• _Exercise requirements_
For the records that follow, say how many lines have the word "title" in them. Write the number and nothing more.

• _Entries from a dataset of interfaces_
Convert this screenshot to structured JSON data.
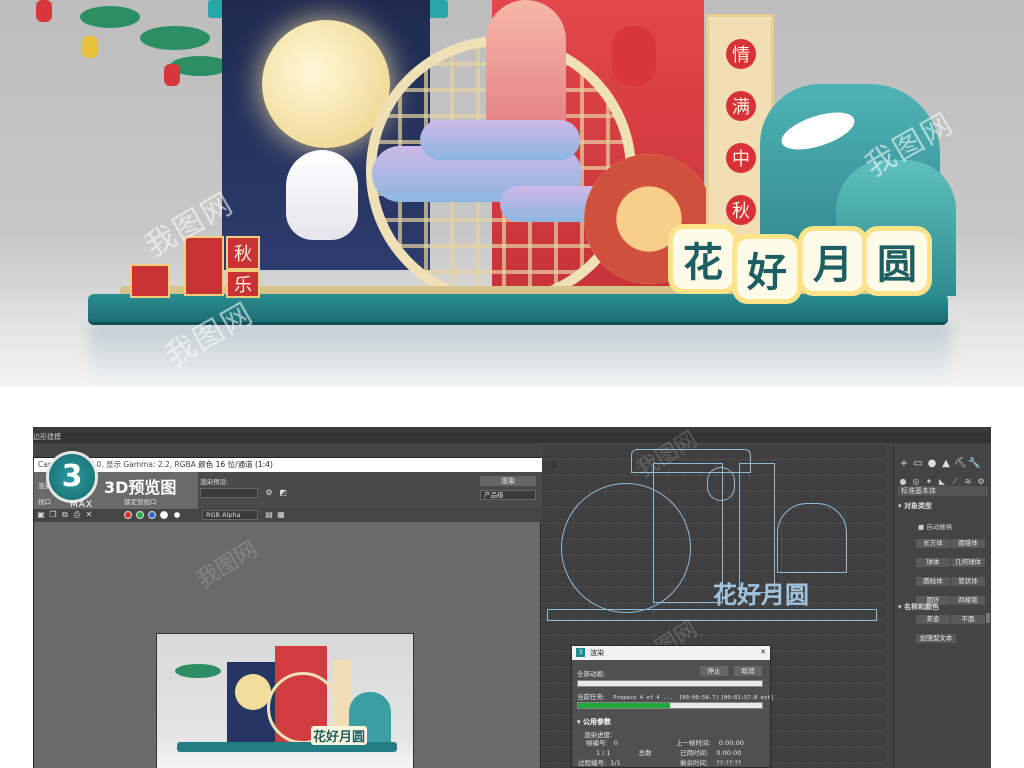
{
  "scene": {
    "lattice_chars": [
      "情",
      "满",
      "中",
      "秋"
    ],
    "sign_chars": [
      "花",
      "好",
      "月",
      "圆"
    ],
    "box_chars": [
      "秋",
      "乐"
    ],
    "watermark": "我图网"
  },
  "badge": {
    "number": "3",
    "max_label": "MAX",
    "title": "3D预览图"
  },
  "app": {
    "subbar_label": "边形建模",
    "command_panel": {
      "icons": [
        "+",
        "▭",
        "●",
        "▲",
        "⛏",
        "🔧"
      ],
      "row2": [
        "●",
        "◎",
        "✦",
        "◣",
        "⟋",
        "≋",
        "⚙"
      ],
      "dropdown": "标准基本体",
      "section_object_type": "▾ 对象类型",
      "auto_grid": "■ 自动栅格",
      "buttons": [
        "长方体",
        "圆锥体",
        "球体",
        "几何球体",
        "圆柱体",
        "管状体",
        "圆环",
        "四棱锥",
        "茶壶",
        "平面",
        "加强型文本"
      ],
      "section_name_color": "▾ 名称和颜色"
    }
  },
  "render_frame": {
    "title": "Camera001, 帧 0, 显示 Gamma: 2.2, RGBA 颜色 16 位/通道 (1:4)",
    "window_buttons": [
      "—",
      "☐",
      "✕"
    ],
    "area_label": "渲染",
    "preset_label": "渲染预设:",
    "render_button": "渲染",
    "mode_dropdown": "产品级",
    "channel_dropdown": "RGB Alpha",
    "view_label": "视口",
    "lock_label": "锁定到视口"
  },
  "render_dialog": {
    "title": "渲染",
    "stop_button": "停止",
    "cancel_button": "取消",
    "overall_label": "全部动画:",
    "overall_progress": 0.0,
    "current_task_label": "当前任务:",
    "current_task": "Prepass 4 of 4 ...",
    "elapsed": "[00:00:58.7]",
    "estimated": "[00:01:57.8 est]",
    "task_progress": 0.5,
    "section": "▾ 公用参数",
    "render_progress_label": "渲染进度:",
    "frame_label": "帧编号:",
    "frame_value": "0",
    "counter": "1 / 1",
    "total_label": "总数",
    "last_frame_label": "上一帧时间:",
    "last_frame_value": "0:00:00",
    "elapsed_label": "已用时间:",
    "elapsed_value": "0:00:00",
    "pass_label": "过程编号:",
    "pass_value": "1/1",
    "remaining_label": "剩余时间:",
    "remaining_value": "??:??:??"
  }
}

• _Task result_
3